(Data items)

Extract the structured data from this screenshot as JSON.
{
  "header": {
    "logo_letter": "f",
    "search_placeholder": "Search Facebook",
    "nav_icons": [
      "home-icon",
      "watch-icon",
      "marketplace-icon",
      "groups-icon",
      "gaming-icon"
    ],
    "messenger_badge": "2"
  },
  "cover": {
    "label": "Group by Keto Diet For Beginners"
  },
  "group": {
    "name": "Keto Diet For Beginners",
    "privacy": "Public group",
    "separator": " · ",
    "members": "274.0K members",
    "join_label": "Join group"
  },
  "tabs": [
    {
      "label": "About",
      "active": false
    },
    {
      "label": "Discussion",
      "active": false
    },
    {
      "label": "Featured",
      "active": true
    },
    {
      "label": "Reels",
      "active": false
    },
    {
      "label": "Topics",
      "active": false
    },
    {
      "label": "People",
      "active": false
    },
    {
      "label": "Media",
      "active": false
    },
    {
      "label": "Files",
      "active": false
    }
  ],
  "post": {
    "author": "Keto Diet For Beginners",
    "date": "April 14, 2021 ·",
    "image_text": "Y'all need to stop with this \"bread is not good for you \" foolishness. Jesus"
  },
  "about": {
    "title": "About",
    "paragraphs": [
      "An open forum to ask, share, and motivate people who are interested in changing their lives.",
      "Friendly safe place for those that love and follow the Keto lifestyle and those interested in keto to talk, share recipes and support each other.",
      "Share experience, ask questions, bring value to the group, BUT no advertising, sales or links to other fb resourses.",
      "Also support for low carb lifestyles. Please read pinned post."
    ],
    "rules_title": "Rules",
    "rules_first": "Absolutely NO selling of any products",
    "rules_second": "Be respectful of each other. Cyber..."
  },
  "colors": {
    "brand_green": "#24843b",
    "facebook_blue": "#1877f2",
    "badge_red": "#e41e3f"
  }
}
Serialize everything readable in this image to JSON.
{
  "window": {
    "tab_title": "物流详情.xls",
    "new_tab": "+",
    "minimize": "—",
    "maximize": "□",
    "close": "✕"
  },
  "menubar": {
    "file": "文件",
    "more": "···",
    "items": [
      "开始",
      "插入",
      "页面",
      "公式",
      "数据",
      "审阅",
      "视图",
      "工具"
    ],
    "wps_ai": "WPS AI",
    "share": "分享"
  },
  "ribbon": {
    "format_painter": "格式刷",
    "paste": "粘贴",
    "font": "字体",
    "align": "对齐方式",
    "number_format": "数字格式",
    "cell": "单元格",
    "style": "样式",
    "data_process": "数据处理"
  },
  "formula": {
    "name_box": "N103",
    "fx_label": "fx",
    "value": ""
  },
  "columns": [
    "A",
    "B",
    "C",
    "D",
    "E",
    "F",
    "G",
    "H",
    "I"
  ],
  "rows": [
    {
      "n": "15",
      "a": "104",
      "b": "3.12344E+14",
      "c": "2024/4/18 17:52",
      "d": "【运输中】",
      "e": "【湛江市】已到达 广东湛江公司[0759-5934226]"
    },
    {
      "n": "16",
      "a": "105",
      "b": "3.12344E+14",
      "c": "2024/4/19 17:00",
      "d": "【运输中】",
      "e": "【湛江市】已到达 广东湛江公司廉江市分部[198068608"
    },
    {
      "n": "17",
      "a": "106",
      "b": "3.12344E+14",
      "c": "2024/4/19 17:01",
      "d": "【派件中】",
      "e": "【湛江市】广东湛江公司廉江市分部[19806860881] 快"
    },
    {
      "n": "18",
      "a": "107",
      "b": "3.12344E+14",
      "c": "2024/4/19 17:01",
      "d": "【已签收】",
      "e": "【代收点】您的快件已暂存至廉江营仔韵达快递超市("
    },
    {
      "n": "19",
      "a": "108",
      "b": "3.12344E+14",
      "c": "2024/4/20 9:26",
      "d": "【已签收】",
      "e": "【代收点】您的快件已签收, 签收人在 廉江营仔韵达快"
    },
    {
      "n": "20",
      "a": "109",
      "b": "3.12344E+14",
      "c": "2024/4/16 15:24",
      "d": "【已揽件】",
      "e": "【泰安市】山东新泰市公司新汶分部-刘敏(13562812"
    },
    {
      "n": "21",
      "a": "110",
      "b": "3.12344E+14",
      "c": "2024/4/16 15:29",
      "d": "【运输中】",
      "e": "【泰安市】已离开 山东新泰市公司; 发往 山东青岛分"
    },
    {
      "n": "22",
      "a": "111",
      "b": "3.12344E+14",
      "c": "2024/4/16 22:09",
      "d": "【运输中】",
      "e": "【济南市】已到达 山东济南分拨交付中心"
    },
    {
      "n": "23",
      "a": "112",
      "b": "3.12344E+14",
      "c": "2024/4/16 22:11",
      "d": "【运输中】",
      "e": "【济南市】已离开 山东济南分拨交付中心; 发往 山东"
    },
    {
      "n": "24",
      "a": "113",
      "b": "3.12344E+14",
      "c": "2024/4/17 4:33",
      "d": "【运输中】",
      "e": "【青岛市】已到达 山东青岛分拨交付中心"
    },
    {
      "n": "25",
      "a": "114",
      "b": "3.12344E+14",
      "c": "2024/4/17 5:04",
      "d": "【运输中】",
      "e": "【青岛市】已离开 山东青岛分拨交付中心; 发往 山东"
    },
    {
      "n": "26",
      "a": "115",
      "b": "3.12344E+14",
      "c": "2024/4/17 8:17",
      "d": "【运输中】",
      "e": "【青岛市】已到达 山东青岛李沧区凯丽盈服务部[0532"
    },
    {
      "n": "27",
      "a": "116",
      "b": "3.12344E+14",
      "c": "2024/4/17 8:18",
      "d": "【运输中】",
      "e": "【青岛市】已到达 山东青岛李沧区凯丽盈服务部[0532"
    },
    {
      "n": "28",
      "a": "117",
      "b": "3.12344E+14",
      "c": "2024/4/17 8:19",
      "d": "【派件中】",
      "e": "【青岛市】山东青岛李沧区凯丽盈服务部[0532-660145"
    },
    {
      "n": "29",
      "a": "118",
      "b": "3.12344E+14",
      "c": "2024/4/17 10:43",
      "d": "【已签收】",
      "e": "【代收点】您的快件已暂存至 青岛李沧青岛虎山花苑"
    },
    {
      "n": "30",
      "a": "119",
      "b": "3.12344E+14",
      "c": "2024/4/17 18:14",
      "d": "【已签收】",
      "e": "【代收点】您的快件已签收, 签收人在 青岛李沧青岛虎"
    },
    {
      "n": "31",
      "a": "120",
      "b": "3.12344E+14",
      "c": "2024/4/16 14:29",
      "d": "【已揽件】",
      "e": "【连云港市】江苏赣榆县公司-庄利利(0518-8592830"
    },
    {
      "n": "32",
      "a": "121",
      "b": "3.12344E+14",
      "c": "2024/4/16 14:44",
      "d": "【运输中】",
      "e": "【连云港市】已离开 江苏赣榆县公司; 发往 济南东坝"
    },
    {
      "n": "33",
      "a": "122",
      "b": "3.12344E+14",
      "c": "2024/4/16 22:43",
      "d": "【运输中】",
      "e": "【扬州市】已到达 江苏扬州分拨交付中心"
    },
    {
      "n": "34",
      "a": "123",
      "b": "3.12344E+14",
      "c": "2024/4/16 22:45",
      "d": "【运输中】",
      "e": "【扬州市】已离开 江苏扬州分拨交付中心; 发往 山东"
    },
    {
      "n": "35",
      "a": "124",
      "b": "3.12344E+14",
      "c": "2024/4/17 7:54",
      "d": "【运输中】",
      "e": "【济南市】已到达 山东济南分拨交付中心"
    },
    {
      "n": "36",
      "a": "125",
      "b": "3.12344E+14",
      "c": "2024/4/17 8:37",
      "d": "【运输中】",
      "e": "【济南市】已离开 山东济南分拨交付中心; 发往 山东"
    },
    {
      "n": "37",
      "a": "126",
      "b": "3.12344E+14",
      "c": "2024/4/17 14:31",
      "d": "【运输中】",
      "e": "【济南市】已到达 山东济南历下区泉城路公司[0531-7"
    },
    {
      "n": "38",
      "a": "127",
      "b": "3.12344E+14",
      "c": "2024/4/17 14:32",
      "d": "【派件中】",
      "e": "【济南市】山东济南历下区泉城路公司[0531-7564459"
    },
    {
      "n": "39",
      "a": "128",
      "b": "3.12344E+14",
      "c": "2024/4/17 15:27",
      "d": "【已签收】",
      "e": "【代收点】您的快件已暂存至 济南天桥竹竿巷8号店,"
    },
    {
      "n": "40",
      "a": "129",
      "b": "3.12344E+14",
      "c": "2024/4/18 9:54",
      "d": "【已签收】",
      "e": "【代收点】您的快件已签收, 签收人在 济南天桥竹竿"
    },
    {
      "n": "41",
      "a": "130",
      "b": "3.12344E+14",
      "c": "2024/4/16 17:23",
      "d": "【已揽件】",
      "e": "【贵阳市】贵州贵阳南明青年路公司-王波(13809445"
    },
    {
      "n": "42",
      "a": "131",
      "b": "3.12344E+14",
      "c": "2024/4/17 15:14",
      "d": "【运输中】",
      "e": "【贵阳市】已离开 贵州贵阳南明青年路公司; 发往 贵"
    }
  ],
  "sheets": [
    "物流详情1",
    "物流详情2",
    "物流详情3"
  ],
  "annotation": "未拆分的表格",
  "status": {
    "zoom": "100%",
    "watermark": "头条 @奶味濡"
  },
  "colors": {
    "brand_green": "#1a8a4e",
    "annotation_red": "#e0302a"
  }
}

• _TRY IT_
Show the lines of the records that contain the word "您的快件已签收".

• _SOLUTION BELOW_
      "e": "【代收点】您的快件已签收, 签收人在 廉江营仔韵达快"
      "e": "【代收点】您的快件已签收, 签收人在 青岛李沧青岛虎"
      "e": "【代收点】您的快件已签收, 签收人在 济南天桥竹竿"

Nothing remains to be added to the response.